■ Exercise goal
Run through the data and copy out every line that mentions the word "Thao".

■ Records supplied
******

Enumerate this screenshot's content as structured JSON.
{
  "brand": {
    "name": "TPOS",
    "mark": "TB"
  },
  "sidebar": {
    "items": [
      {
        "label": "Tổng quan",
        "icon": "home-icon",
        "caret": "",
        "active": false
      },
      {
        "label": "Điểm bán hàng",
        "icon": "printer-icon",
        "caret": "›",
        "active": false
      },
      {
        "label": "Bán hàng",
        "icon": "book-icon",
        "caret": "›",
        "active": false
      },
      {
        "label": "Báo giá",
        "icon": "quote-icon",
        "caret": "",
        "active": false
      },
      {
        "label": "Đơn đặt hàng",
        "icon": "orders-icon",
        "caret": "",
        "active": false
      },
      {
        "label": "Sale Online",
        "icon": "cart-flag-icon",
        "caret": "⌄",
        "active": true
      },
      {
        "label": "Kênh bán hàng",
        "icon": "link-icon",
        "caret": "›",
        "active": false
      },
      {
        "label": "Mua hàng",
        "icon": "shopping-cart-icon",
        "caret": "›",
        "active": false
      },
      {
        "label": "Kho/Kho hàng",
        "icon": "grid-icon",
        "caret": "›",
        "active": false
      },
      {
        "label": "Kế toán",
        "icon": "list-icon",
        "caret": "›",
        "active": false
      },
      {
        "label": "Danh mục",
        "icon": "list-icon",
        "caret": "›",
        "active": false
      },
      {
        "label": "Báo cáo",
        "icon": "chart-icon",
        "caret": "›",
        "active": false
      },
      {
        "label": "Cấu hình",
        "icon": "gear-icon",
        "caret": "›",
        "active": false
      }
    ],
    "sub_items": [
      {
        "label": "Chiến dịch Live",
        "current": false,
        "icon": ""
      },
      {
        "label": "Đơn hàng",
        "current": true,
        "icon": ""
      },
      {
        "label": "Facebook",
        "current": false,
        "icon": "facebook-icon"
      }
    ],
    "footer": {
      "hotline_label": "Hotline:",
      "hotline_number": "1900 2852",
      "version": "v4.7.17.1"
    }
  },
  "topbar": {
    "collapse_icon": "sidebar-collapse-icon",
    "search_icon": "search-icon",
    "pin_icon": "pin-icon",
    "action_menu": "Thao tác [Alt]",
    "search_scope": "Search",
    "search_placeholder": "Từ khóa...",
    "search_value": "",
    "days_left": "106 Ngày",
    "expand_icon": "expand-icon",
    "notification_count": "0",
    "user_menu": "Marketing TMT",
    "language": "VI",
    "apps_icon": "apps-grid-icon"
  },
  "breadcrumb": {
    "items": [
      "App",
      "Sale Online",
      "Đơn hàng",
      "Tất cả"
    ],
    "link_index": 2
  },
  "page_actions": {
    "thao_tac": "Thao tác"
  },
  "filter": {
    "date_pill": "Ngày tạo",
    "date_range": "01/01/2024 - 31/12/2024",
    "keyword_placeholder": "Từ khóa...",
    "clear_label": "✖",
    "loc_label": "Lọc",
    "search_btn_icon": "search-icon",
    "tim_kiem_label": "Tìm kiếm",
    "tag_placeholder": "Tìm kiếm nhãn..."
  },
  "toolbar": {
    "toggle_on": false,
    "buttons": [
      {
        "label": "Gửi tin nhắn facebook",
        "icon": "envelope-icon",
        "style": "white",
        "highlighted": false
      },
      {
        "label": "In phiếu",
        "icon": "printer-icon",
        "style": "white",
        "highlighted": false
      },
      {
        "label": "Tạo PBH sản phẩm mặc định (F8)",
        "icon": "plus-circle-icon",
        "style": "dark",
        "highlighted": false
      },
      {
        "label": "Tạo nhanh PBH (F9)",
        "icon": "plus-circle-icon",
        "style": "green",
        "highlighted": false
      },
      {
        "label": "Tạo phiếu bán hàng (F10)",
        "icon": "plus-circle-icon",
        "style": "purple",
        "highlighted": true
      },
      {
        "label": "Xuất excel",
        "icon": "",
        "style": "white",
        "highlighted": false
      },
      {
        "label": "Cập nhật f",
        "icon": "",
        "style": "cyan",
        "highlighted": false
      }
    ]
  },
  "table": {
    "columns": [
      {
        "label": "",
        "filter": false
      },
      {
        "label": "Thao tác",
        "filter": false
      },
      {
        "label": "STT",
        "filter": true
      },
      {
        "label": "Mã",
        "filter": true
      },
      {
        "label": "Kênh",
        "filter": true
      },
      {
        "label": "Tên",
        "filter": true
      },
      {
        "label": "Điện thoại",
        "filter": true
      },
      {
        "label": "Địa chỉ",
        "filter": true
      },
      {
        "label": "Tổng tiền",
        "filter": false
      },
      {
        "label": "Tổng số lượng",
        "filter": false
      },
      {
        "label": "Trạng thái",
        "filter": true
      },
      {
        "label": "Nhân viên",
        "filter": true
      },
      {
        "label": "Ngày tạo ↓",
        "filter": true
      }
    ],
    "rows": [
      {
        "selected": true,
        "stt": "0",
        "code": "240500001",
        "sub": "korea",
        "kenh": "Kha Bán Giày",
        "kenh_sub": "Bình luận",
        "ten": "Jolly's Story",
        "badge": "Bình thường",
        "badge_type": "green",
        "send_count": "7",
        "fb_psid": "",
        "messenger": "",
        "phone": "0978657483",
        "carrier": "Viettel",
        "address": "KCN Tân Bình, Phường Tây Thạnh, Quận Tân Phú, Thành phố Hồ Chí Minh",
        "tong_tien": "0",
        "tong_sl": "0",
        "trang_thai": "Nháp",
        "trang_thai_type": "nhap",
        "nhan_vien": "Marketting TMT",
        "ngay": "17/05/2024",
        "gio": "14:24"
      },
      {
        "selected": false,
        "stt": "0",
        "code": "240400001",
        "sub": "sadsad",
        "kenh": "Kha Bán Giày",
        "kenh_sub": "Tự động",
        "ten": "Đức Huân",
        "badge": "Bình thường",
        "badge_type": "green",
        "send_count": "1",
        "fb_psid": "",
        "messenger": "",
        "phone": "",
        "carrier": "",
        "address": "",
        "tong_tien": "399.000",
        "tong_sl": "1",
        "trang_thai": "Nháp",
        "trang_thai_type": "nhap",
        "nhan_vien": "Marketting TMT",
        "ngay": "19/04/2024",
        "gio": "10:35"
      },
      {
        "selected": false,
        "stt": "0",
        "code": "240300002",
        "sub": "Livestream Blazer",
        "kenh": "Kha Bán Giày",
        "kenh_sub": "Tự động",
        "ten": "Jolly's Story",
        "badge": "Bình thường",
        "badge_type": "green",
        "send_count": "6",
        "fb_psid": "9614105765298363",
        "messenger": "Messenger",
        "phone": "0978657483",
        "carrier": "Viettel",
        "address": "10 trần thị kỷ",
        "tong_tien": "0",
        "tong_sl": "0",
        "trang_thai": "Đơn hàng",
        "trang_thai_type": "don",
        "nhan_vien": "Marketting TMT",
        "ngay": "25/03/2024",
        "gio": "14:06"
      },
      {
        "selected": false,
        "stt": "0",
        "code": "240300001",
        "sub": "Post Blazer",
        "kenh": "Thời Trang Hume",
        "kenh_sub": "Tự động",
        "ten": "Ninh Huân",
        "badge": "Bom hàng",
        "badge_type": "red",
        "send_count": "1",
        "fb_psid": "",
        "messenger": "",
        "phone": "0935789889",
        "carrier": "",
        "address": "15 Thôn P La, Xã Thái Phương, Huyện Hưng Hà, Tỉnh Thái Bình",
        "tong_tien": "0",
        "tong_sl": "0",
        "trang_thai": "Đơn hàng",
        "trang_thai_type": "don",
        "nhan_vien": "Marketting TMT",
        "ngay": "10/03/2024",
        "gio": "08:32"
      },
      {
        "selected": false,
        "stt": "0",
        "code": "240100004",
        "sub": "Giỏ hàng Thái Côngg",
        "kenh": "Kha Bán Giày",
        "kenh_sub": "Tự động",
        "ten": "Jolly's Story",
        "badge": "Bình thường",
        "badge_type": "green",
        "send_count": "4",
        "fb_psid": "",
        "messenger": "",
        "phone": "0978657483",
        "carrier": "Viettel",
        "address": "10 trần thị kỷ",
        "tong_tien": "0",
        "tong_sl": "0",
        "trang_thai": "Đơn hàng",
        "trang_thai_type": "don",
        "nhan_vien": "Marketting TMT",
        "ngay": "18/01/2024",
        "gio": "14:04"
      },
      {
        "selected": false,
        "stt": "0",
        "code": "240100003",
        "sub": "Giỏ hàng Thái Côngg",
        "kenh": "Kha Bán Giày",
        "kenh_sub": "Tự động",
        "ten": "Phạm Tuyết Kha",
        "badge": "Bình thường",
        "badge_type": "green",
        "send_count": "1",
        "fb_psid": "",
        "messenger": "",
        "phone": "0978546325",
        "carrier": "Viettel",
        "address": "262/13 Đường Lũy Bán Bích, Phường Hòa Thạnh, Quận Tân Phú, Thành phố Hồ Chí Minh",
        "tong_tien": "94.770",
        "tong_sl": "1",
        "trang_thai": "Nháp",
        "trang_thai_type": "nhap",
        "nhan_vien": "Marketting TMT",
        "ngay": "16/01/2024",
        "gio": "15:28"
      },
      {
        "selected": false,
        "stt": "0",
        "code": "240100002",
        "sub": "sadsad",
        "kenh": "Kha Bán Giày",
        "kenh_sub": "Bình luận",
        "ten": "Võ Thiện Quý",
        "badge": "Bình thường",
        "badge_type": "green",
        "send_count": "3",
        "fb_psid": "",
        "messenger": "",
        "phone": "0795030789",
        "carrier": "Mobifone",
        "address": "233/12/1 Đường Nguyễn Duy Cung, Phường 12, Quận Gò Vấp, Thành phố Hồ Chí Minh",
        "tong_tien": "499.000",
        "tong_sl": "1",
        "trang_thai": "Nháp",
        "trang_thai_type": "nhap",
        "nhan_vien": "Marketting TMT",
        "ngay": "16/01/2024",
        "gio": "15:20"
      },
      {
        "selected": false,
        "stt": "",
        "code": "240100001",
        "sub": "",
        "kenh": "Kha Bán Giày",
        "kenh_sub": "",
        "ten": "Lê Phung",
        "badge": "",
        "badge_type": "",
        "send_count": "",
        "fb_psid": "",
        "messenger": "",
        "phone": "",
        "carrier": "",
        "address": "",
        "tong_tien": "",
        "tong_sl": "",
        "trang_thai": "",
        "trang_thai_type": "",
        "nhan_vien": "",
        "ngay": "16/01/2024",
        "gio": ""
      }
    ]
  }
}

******

■ Solution for this problem
    "action_menu": "Thao tác [Alt]",
    "thao_tac": "Thao tác"
        "label": "Thao tác",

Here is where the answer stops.